Anyway, after all that – Emma had her maths and English exam on the same day and said they went fine. I’m truly, deeply proud of her, no matter what her actual mark is in the end. She did something that scared her, and she got through it.
It’s a different thing, parenting teenagers. All that with the exams, the gender and sexuality issues, their working lives, and just preparing them to be functional, independent adults. And not all of it is big, and sometimes you overlook the small things! Like Emma wanted to spend her birthday giftcards and, given that she had no school and I had work, I told her she could catch the bus and then realised that she just didn’t really know how! So we roped Nicholai in for his assistance (we’ve been through this with him, he’s quite good with public transport now) and worked out where she could catch the bus, what number she needed, what she was supposed to do with the Myki card when she got on on the bus, and away she went. She did fine, and came home both happy with her shopping and happy with having been a little more independent for a day. It’s like when they were little and you had to let them dress themselves so they could learn how, even though it took twice as long as when you just whipped their clothes on. I guess back then it was doing their own shoelaces and wiping their own asses, and now it’s doing exams and navigating the world without you right there, but it’s all important.

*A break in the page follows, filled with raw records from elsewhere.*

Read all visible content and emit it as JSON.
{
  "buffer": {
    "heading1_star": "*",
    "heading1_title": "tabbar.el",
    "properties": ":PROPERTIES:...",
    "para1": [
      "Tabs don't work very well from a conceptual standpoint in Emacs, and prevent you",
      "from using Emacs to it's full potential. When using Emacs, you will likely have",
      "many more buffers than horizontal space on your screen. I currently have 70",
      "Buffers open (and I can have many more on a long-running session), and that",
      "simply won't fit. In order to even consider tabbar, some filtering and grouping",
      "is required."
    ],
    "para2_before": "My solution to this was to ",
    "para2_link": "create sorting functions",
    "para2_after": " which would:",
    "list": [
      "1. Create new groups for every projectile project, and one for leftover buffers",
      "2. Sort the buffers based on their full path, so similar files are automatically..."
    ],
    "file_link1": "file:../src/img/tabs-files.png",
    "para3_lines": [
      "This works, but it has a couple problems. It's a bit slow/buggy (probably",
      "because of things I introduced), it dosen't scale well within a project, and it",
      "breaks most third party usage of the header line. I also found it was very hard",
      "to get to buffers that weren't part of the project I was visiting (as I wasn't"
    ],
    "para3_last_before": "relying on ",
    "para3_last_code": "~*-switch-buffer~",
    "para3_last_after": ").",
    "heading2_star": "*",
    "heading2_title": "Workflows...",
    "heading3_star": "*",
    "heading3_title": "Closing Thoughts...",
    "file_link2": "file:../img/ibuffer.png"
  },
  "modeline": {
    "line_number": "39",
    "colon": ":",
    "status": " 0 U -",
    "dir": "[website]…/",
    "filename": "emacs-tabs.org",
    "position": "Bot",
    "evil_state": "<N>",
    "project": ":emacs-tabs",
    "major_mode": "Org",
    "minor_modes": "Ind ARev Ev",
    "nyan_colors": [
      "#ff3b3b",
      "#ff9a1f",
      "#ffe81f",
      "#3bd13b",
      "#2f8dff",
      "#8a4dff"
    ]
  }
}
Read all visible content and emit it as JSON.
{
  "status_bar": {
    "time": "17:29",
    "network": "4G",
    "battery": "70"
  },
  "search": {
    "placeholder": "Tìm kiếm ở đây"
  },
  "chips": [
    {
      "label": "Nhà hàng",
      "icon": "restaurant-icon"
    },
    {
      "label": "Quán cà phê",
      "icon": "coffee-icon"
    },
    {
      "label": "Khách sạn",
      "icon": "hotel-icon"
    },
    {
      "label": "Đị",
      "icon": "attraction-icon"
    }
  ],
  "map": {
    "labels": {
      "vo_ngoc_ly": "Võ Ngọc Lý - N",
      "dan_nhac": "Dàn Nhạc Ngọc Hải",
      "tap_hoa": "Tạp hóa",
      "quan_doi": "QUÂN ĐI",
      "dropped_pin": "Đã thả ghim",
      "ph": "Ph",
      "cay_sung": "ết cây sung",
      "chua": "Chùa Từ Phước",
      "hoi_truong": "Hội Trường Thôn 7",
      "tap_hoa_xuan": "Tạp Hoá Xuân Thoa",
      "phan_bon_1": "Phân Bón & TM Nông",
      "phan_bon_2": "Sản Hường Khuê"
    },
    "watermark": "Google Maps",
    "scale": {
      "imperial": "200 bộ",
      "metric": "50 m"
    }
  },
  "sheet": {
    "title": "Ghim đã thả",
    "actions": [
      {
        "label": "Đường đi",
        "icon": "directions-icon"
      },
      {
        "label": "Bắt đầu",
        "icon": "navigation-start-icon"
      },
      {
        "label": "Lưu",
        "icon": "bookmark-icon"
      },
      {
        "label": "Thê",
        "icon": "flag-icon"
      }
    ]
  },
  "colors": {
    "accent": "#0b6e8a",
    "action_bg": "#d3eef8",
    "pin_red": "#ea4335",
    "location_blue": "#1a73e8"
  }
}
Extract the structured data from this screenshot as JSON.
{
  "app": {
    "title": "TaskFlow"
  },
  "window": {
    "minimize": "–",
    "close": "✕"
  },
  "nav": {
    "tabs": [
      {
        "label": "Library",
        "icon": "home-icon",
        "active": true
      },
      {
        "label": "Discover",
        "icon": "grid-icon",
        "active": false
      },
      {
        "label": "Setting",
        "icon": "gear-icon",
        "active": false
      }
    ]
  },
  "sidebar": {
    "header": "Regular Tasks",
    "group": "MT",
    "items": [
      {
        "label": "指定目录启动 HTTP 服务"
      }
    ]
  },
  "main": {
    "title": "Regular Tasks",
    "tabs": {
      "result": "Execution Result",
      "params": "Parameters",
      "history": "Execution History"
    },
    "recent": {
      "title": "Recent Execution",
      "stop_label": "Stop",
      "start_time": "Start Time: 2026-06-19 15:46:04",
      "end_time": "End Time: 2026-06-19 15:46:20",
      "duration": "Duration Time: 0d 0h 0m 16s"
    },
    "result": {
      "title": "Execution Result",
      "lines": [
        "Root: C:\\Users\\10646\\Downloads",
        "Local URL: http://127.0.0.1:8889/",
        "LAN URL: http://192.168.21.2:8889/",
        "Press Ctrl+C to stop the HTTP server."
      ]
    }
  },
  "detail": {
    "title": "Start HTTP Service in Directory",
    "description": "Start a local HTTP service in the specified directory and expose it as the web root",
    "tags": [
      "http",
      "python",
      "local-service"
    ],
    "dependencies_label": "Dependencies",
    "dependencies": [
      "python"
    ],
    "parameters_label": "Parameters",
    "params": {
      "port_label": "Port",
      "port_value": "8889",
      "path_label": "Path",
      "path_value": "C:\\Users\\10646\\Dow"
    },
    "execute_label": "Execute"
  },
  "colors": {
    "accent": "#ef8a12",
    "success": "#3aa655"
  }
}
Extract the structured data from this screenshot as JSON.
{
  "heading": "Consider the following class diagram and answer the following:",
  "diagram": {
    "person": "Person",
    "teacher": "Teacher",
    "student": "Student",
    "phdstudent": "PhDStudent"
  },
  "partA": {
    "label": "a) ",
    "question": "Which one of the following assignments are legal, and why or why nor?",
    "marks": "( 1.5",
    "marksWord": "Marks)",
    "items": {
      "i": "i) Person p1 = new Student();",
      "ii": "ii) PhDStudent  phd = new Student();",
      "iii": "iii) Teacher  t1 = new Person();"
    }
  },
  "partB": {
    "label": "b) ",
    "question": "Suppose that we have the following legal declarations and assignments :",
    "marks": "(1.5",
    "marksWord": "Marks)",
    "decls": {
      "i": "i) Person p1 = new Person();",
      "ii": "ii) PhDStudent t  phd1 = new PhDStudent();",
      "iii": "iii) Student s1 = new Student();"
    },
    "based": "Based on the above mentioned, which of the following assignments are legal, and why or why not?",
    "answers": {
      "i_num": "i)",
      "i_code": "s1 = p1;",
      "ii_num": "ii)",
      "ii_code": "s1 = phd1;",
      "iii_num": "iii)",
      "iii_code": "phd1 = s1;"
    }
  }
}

Soren got his basketball medal too – he won most improved for last season, so yay for him! I really am happy for him. Unhappy to learn that his team has been put up a grade again this season though! This is what happened last season, they won the first few games and then were put up a grade and were massacred every single week. It’s frustrating to think it’s going to happen again this time. It might not, but I’m not all that hopeful – I mean they’ve played four games and won three (by a margin of 10 points, 5 points and 32 points) and lost one (by 4 points). Excluding the 32 point win (and that team has apparently lost all their games by similarly large margins) I think it shows that the team is in the right grade. Maybe they’re going to be one of the stronger teams, but they’re winning by reasonable margins that indicate the game was competitive between the two teams. However it looks like the league just makes whichever teams are top 3 or 4 after the four games and moves them up/ moves down the equivalent number without actually looking at the score lines. I know they want to make for a fair competition and I think that’s a good thing to work towards, but given my own very limited experience I’m questioning their method. However perhaps our experience last season was unusual (in being so wildly outplayed once they were moved up) and his team will do better this time. I hope so. Not because I care about winning, but because losing by SO much, where nothing you do or how hard you try even matters because the other team are so much better, is really demoralising. It’s been lovely to see Soren’s confidence grow over the past four weeks, and I just hate the idea that he’s going to lose that.